Weapons of Math Destruction are defined by O’Neil as those algorithms and analytics that are used to make many of the daily decisions that affect people’s lives. She takes care to clarify #NotAllAlgorithms. What makes an algorithm a WMD is when the factors that comprise the algorithm are opaque, unknown to the people affected by it and often even by the people using it. It operates on a large scale, affecting large swaths of people. Worse, it is unaccountable. It does not gather data to see if it makes the right decisions, it does not self-correct. It just runs and lives are changed and no one is the wise to its operations. And most of the time, these algorithms make the poor poorer, the rich richer, and make life harder for those whose lives are already hard.
These algorithms are with us everywhere we turn. They evaluate our teachers, determine prison sentences and parole releases, determine whether we are hired, promoted, fired, insured, surveilled, and how much we pay for things. E-scores even determine how long you wait for customer service, a good score guiding you to a human and a poor one shunting you off to call center hell. Data that shows you don’t shop around results in insurance companies charging you hundreds of dollars more, never offering the discounts they will offer to people whose scores say they comparison-shop. Even in politics, your cookies reveal data that has a politician’s front page show you different pictures and issues than they show your neighbor.
When governments make it illegal for companies to use data like credit scores or race, they turn to other options like e-scores, an unregulated mass of data collection used to create profiles of all of us, sold and used without our knowledge. These e-scores could include false data from other people with similar names and yet result in higher car insurance, worse commercial offers from retailers, higher prices on cars, and a raft of other things.

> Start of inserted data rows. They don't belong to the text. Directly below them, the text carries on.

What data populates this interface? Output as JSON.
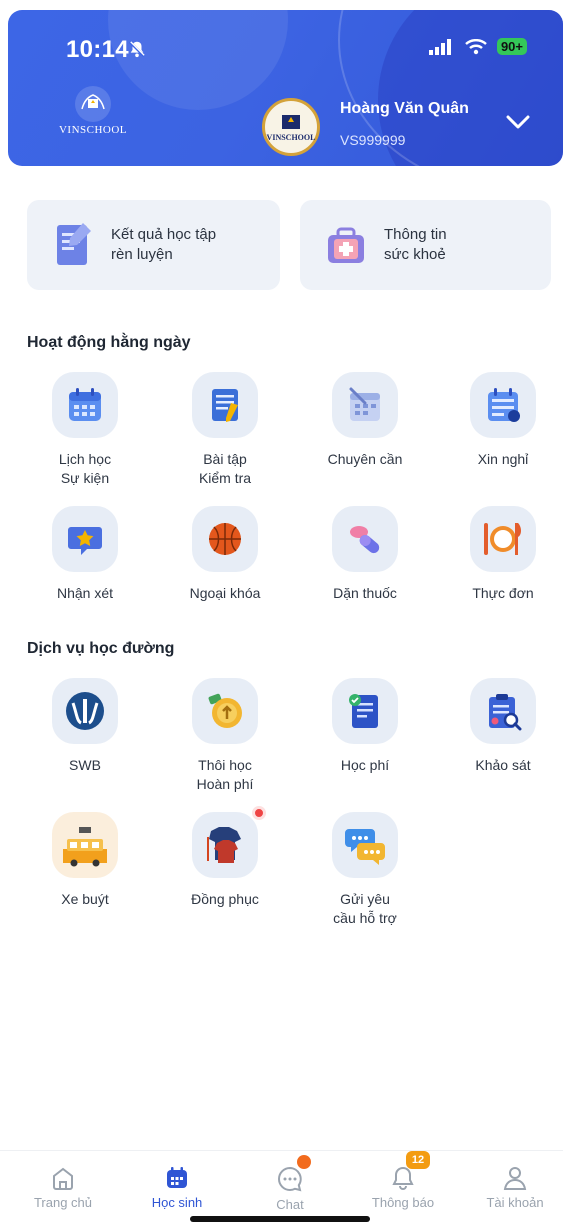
{
  "status_bar": {
    "time": "10:14",
    "battery": "90+"
  },
  "header": {
    "logo_text": "VINSCHOOL",
    "avatar_text": "VINSCHOOL",
    "user_name": "Hoàng Văn Quân",
    "user_id": "VS999999"
  },
  "quick_cards": [
    {
      "label": "Kết quả học tập\nrèn luyện",
      "icon": "report-document-icon"
    },
    {
      "label": "Thông tin\nsức khoẻ",
      "icon": "medical-kit-icon"
    }
  ],
  "daily": {
    "title": "Hoạt động hằng ngày",
    "items": [
      {
        "label": "Lịch học\nSự kiện",
        "icon": "calendar-icon"
      },
      {
        "label": "Bài tập\nKiểm tra",
        "icon": "homework-icon"
      },
      {
        "label": "Chuyên cần",
        "icon": "attendance-icon"
      },
      {
        "label": "Xin nghỉ",
        "icon": "leave-request-icon"
      },
      {
        "label": "Nhận xét",
        "icon": "comment-star-icon"
      },
      {
        "label": "Ngoại khóa",
        "icon": "basketball-icon"
      },
      {
        "label": "Dặn thuốc",
        "icon": "pill-icon"
      },
      {
        "label": "Thực đơn",
        "icon": "meal-plate-icon"
      }
    ]
  },
  "services": {
    "title": "Dịch vụ học đường",
    "items": [
      {
        "label": "SWB",
        "icon": "swb-logo-icon"
      },
      {
        "label": "Thôi học\nHoàn phí",
        "icon": "refund-coin-icon"
      },
      {
        "label": "Học phí",
        "icon": "tuition-invoice-icon"
      },
      {
        "label": "Khảo sát",
        "icon": "survey-clipboard-icon"
      },
      {
        "label": "Xe buýt",
        "icon": "school-bus-icon"
      },
      {
        "label": "Đồng phục",
        "icon": "uniform-shirt-icon"
      },
      {
        "label": "Gửi yêu\ncầu hỗ trợ",
        "icon": "support-chat-icon"
      }
    ]
  },
  "bottom_nav": [
    {
      "label": "Trang chủ",
      "icon": "home-icon"
    },
    {
      "label": "Học sinh",
      "icon": "student-calendar-icon",
      "active": true
    },
    {
      "label": "Chat",
      "icon": "chat-bubble-icon"
    },
    {
      "label": "Thông báo",
      "icon": "bell-icon",
      "badge": "12"
    },
    {
      "label": "Tài khoản",
      "icon": "user-account-icon"
    }
  ],
  "colors": {
    "primary": "#3d66e6",
    "active_nav": "#2f55d4",
    "badge": "#f39c12",
    "dot": "#f26b1d"
  }
}
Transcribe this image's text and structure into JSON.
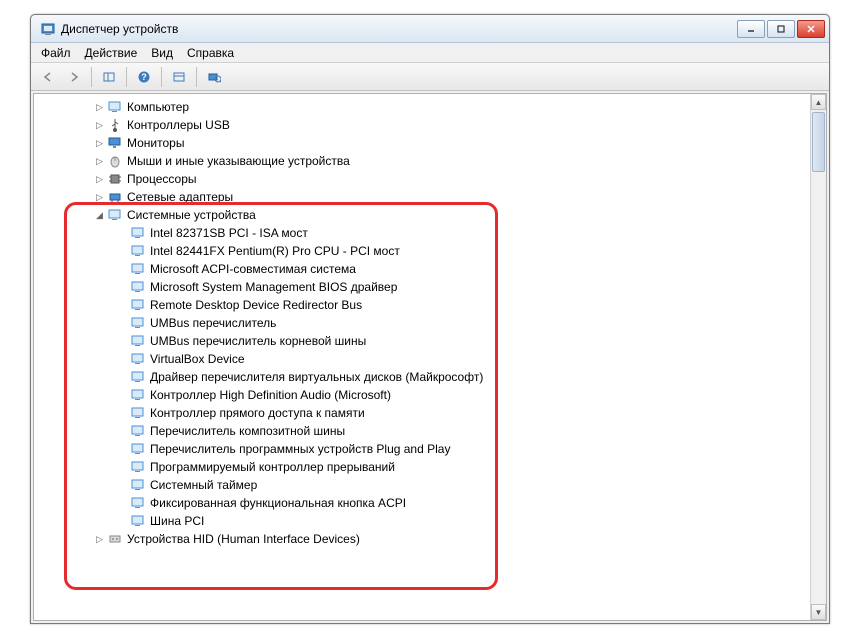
{
  "window": {
    "title": "Диспетчер устройств"
  },
  "menu": {
    "file": "Файл",
    "action": "Действие",
    "view": "Вид",
    "help": "Справка"
  },
  "tree": {
    "top_categories": [
      "Компьютер",
      "Контроллеры USB",
      "Мониторы",
      "Мыши и иные указывающие устройства",
      "Процессоры",
      "Сетевые адаптеры"
    ],
    "system_devices_label": "Системные устройства",
    "system_devices": [
      "Intel 82371SB PCI - ISA мост",
      "Intel 82441FX Pentium(R) Pro CPU - PCI мост",
      "Microsoft ACPI-совместимая система",
      "Microsoft System Management BIOS драйвер",
      "Remote Desktop Device Redirector Bus",
      "UMBus перечислитель",
      "UMBus перечислитель корневой шины",
      "VirtualBox Device",
      "Драйвер перечислителя виртуальных дисков (Майкрософт)",
      "Контроллер High Definition Audio (Microsoft)",
      "Контроллер прямого доступа к памяти",
      "Перечислитель композитной шины",
      "Перечислитель программных устройств Plug and Play",
      "Программируемый контроллер прерываний",
      "Системный таймер",
      "Фиксированная функциональная кнопка ACPI",
      "Шина PCI"
    ],
    "hid_label": "Устройства HID (Human Interface Devices)"
  }
}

I loved Weapons of Math Destruction. It is even-handed, pointing out that many of these processes began with good intentions. O’Neil shows that quantitative analysis can be used for good and gives examples. She is not anti-math nor anti-analytics. She wants them to be more transparent and be open to correction. People need to know when algorithms are used against them. We know about credit scores, but there’s so many others, hidden behind “Intellectual Property” rights that allow companies to hide what factors influence our scores. Often these factors have nothing to do with us individually, but with people who seem, on the surface, like us.
Read this book! It is accessible, explaining in easy-to-understand terms exactly what is happening and how it affects us. Accessibility does not sacrifice rigor and a full 30% of the book is devoted to citations proving the case. It is urgent, because every day algorithms encroach on our lives even more. It is fascinating, full of shocking and surprising stories of people whose lives are changed by this, that, or the other score. It has useful tips, such as clearing your cookies before shopping so you are not logged in will result in more discount offers. Most of all, read it because there is really are secret forces, operating under the surface, affecting our lives from birth to death, at work, at home, at play. They will only gain power so long as we are unaware of them.
I received a review copy of Weapons of Math Destruction from Blogging For Books